“Though sometimes not treated with seriousness he deserves, Combs redefine[d] the image of the hip-hop entrepreneur as aggressive, brash and full of self-assured swagger,” reads the course description.
Professor Jayson Jackson has known Combs since junior high and has served as head of marketing at Combs’ record label Bad Boy Entertainment.
It was this relationship, when he worked with Combs during some of Bad Boy’s most profitable years, that initially inspired Jackson to create the course.
“People always talk about [Combs’] ability to throw a party,” Jackson said. “I wanted to talk about his business acumen … and talk about his parties if time permits.”
The course is organized based on the chronological path of Combs’ career up to the present day. Jackson said he hopes students who take the class will walk away with a clearer idea of the vision, strategy and execution it takes to become a successful entrepreneur in the entertainment industry.

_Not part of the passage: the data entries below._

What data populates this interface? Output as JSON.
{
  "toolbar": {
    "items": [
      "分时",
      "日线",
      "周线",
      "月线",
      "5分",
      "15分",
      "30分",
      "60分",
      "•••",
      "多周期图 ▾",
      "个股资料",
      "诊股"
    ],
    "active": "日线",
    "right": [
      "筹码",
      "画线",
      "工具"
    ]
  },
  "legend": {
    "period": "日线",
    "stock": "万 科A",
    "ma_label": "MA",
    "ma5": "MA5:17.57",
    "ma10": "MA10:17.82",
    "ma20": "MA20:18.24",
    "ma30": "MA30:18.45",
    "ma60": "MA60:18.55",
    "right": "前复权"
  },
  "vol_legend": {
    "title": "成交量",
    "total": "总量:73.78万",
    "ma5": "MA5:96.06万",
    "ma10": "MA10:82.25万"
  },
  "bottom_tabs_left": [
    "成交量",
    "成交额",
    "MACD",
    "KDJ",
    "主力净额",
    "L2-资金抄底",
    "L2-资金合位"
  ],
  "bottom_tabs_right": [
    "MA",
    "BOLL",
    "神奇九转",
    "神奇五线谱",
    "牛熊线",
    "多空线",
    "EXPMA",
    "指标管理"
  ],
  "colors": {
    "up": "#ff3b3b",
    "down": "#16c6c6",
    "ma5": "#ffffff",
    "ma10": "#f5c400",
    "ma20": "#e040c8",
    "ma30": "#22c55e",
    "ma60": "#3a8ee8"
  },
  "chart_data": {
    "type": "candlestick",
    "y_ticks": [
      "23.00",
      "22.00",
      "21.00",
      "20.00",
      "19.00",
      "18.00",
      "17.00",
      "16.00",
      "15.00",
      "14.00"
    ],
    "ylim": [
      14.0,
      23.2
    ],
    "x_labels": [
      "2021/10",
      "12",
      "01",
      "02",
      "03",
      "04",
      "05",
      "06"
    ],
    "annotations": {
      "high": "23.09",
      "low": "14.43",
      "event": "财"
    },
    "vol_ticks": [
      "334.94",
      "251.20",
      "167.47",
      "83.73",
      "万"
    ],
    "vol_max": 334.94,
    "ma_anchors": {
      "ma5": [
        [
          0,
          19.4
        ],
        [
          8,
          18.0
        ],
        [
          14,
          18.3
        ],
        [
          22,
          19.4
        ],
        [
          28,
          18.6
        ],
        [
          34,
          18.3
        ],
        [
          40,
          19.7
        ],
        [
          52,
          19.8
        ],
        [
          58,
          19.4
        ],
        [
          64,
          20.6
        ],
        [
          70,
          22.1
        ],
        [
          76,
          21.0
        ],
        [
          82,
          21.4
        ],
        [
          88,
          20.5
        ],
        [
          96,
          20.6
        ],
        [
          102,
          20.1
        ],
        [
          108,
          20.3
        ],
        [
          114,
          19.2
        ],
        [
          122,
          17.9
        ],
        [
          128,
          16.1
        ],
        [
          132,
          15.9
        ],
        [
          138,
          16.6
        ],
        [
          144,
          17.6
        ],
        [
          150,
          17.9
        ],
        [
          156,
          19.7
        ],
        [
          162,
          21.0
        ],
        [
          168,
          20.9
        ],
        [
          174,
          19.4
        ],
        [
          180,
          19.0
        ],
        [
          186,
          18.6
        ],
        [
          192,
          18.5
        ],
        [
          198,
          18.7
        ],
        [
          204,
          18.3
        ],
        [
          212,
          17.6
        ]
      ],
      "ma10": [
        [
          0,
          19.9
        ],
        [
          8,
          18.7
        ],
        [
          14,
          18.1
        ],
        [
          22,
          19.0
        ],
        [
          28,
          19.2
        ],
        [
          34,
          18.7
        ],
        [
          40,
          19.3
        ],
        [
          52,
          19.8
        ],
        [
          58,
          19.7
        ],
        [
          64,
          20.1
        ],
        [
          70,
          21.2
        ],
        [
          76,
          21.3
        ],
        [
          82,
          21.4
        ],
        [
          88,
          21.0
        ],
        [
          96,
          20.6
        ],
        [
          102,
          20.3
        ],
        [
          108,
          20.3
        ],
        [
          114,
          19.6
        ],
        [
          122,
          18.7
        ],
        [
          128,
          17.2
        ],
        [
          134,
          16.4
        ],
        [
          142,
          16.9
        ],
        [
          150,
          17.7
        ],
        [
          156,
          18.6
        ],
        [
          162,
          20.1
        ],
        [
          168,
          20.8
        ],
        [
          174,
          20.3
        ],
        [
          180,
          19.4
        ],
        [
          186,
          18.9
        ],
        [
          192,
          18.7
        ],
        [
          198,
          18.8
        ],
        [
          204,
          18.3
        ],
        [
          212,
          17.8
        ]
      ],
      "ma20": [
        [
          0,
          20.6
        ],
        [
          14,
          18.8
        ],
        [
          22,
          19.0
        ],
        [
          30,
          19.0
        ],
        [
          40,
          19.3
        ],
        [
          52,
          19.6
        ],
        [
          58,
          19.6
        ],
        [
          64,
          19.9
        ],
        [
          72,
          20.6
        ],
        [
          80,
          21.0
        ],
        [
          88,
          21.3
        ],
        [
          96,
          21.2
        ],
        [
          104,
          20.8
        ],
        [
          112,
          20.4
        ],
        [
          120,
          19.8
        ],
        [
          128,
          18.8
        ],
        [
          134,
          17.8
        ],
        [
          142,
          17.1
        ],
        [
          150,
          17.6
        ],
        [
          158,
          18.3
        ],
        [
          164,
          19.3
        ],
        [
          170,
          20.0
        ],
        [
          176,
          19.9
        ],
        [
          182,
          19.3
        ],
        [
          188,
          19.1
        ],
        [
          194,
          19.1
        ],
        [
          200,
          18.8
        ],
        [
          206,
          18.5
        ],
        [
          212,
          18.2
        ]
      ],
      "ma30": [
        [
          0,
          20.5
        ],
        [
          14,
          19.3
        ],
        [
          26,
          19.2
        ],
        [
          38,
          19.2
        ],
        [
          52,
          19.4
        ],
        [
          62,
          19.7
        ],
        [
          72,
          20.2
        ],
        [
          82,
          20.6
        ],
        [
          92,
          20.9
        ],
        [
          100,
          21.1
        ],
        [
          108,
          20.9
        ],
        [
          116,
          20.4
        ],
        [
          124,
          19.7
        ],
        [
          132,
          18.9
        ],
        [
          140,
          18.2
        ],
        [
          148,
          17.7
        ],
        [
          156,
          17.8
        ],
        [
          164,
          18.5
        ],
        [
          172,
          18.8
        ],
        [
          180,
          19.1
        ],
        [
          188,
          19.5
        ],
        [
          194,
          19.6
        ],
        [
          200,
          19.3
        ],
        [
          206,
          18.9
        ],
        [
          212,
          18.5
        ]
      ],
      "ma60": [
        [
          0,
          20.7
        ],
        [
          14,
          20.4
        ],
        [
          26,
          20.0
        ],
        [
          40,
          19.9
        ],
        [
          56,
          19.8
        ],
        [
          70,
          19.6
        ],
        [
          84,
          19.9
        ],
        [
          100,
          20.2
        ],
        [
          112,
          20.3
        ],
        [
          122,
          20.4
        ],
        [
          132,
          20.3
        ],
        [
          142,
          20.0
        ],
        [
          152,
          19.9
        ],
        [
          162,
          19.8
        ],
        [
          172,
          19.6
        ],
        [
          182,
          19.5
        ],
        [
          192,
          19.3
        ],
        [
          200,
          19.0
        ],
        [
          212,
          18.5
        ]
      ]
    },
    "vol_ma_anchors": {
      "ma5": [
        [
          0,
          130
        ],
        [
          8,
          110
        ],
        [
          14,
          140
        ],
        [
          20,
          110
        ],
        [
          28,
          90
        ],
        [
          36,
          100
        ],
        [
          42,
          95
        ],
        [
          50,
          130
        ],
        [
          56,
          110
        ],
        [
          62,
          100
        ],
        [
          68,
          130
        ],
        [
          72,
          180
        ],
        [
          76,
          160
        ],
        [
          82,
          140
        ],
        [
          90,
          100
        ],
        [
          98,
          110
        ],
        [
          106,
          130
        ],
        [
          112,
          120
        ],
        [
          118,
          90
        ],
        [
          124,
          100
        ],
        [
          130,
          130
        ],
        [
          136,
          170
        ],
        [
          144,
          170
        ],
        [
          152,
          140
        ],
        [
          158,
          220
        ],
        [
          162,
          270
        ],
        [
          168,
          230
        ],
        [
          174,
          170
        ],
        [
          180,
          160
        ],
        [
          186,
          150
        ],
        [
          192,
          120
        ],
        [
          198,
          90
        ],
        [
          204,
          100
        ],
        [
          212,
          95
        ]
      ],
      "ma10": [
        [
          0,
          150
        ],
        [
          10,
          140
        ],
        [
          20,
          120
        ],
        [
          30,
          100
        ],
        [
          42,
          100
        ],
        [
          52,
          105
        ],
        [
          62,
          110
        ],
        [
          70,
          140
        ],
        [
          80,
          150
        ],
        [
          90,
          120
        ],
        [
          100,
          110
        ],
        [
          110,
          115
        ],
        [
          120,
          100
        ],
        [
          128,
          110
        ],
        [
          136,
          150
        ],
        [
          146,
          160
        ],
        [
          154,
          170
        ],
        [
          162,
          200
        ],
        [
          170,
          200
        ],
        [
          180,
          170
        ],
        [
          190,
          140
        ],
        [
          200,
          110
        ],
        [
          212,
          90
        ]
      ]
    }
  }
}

“It may look like one big party,” Jackson said. “But it’s a business at the end of the day.”
Gallatin junior Dylan Freehauf said the course deals with an interesting topic.
“It’s great to see a course that reflects the socio-cultural impact hip-hop has had,” Freehauf said.
Jackson said Combs himself is aware of the course, and he gave Jackson his blessing. Like any successful entrepreneur, however, Jackson said Combs is less interested in past successes than future endeavors.
“We spoke at length about the course at the end of the summer in Los Angeles shortly before he launched Revolt TV,” Jackson said. “He was more interested in telling me about new ventures, what I thought of his new Amaretto-flavored Ciroc Vodka and what costume he should be wearing at burning man.”
CAS junior Lauren Klingensmith said she is unsure whether the course should focus on Combs himself.
“I think time may be better spent exploring similar artists in a subset of a genre, which would lend itself to a broader research basis,” Klingensmith said.
However, the class has been met with enthusiasm by some Clive Davis students like Tisch junior Jodi Gerver.
“Diddy has informed so much of the music industry that not recognizing and studying him is almost destructive for any creative entrepreneur,” Gerver said.
Jamison Williams is a contributing writer. Email him at email@example.com.